• WORK REQUIRED:
An exact copy of the records below is required, and it must contain no pictures.

• Data records:
☆ ☆ ☆ ☆ ☆ ☆ ☆
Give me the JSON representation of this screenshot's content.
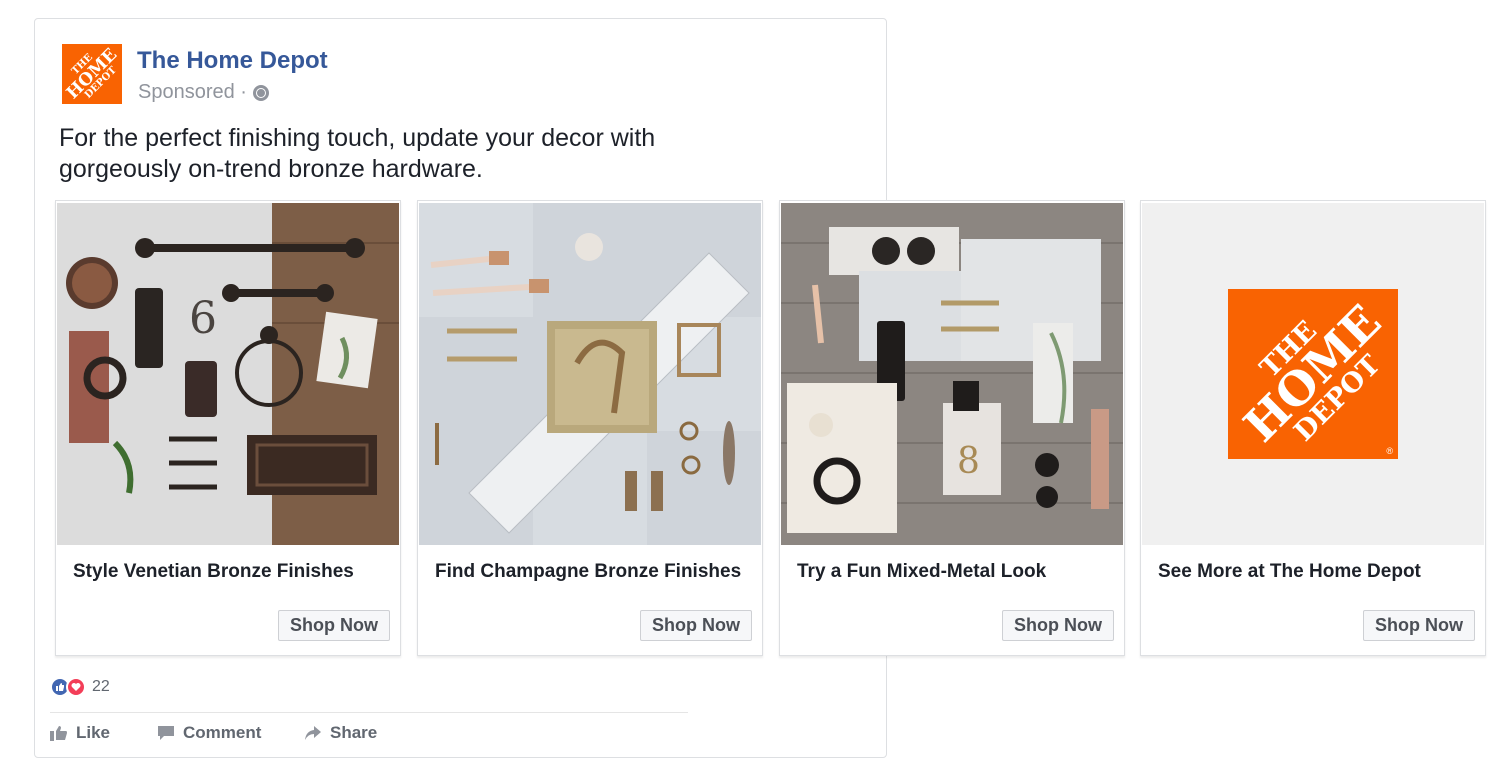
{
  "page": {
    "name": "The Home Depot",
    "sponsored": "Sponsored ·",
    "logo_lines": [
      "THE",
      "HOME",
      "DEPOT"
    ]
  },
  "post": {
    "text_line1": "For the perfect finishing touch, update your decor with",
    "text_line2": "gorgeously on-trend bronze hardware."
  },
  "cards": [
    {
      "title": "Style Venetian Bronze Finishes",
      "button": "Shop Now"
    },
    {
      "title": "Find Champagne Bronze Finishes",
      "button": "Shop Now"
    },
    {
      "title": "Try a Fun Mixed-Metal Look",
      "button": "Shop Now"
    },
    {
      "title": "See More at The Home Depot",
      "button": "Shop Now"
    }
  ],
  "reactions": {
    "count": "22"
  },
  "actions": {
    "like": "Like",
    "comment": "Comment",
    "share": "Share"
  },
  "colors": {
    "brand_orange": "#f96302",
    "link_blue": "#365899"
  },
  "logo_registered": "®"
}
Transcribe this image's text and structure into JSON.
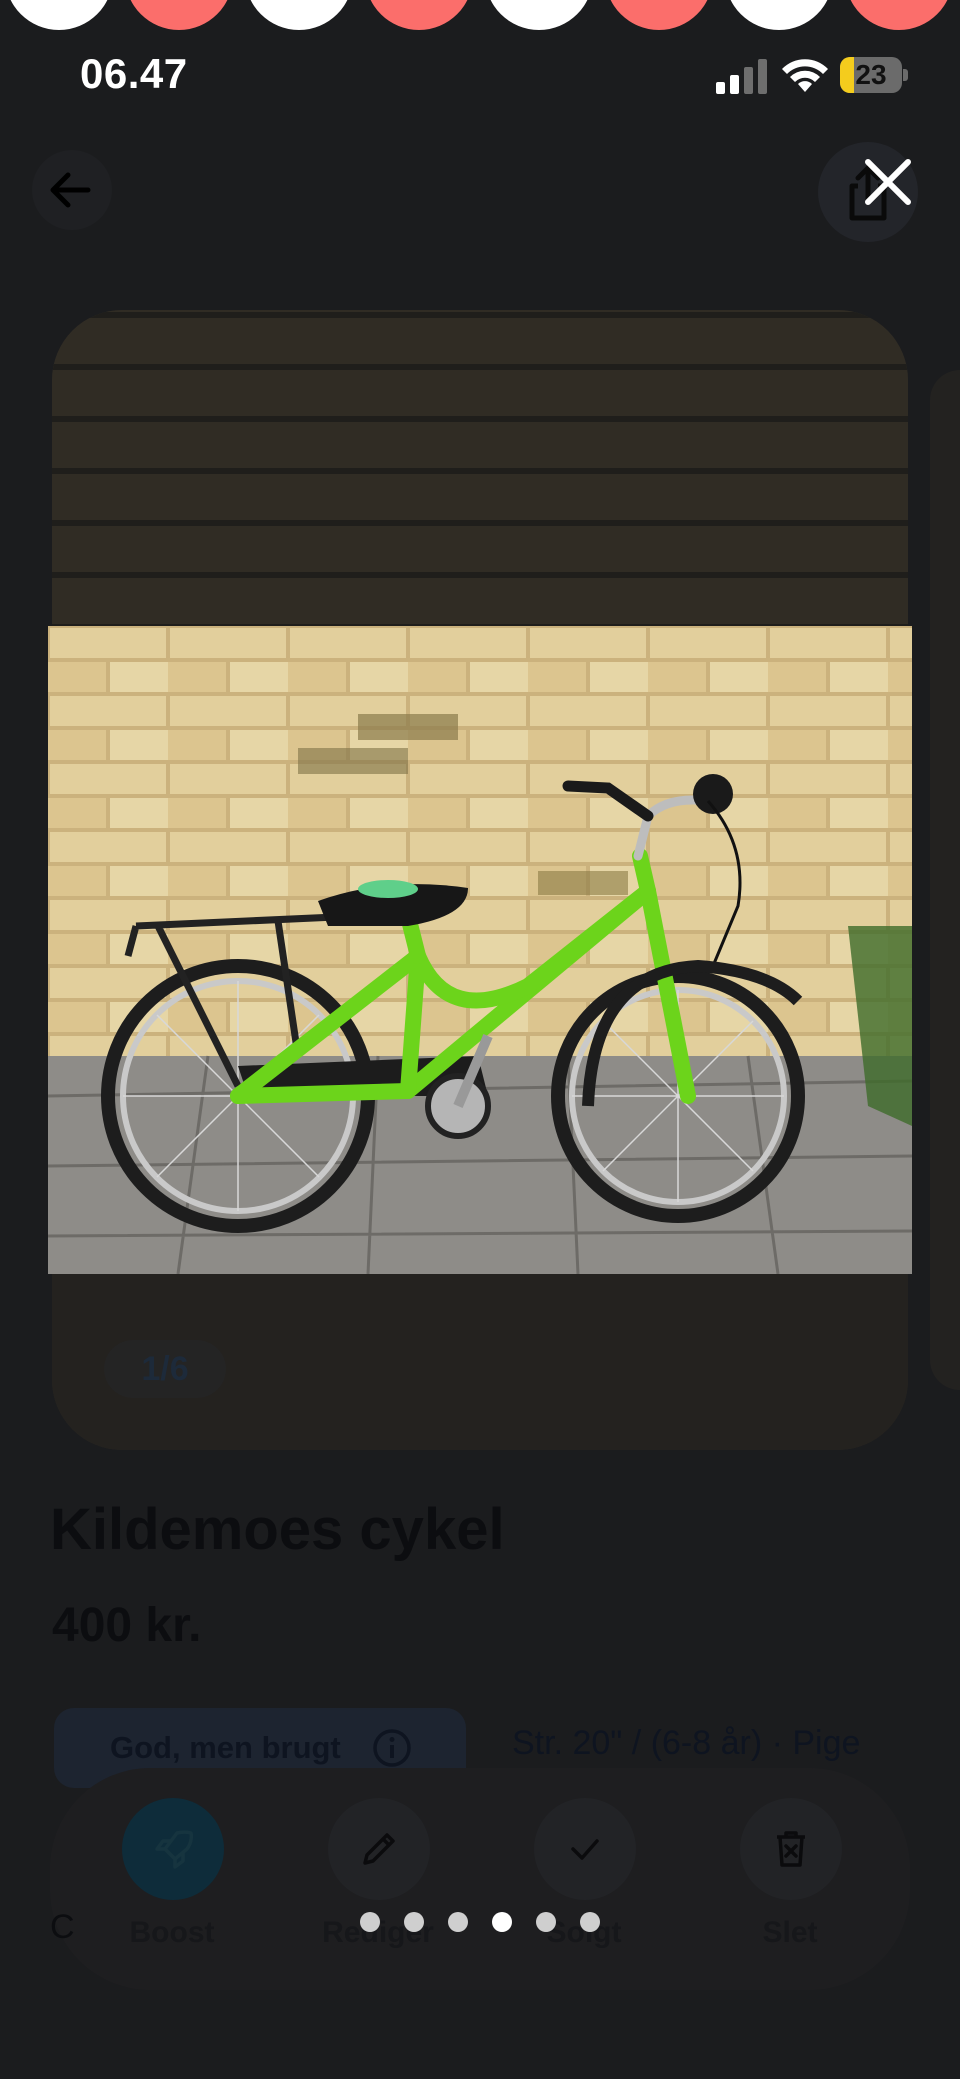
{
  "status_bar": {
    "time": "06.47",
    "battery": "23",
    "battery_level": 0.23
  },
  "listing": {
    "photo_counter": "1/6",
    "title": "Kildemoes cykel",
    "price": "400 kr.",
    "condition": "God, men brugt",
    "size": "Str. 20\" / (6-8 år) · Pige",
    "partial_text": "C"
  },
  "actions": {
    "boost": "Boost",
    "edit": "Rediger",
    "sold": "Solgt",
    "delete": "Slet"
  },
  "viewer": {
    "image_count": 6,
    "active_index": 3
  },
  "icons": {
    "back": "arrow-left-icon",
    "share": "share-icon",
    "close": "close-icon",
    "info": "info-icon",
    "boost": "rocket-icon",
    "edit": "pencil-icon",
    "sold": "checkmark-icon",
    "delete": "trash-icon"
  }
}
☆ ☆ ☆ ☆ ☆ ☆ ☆
• TASK OUTPUT:
Give me the JSON representation of this screenshot's content.
{
  "page": {
    "name": "The Home Depot",
    "sponsored": "Sponsored ·",
    "logo_lines": [
      "THE",
      "HOME",
      "DEPOT"
    ]
  },
  "post": {
    "text_line1": "For the perfect finishing touch, update your decor with",
    "text_line2": "gorgeously on-trend bronze hardware."
  },
  "cards": [
    {
      "title": "Style Venetian Bronze Finishes",
      "button": "Shop Now"
    },
    {
      "title": "Find Champagne Bronze Finishes",
      "button": "Shop Now"
    },
    {
      "title": "Try a Fun Mixed-Metal Look",
      "button": "Shop Now"
    },
    {
      "title": "See More at The Home Depot",
      "button": "Shop Now"
    }
  ],
  "reactions": {
    "count": "22"
  },
  "actions": {
    "like": "Like",
    "comment": "Comment",
    "share": "Share"
  },
  "colors": {
    "brand_orange": "#f96302",
    "link_blue": "#365899"
  },
  "logo_registered": "®"
}
Transcribe this image's text and structure into JSON.
{
  "status_bar": {
    "time": "06.47",
    "battery": "23",
    "battery_level": 0.23
  },
  "listing": {
    "photo_counter": "1/6",
    "title": "Kildemoes cykel",
    "price": "400 kr.",
    "condition": "God, men brugt",
    "size": "Str. 20\" / (6-8 år) · Pige",
    "partial_text": "C"
  },
  "actions": {
    "boost": "Boost",
    "edit": "Rediger",
    "sold": "Solgt",
    "delete": "Slet"
  },
  "viewer": {
    "image_count": 6,
    "active_index": 3
  },
  "icons": {
    "back": "arrow-left-icon",
    "share": "share-icon",
    "close": "close-icon",
    "info": "info-icon",
    "boost": "rocket-icon",
    "edit": "pencil-icon",
    "sold": "checkmark-icon",
    "delete": "trash-icon"
  }
}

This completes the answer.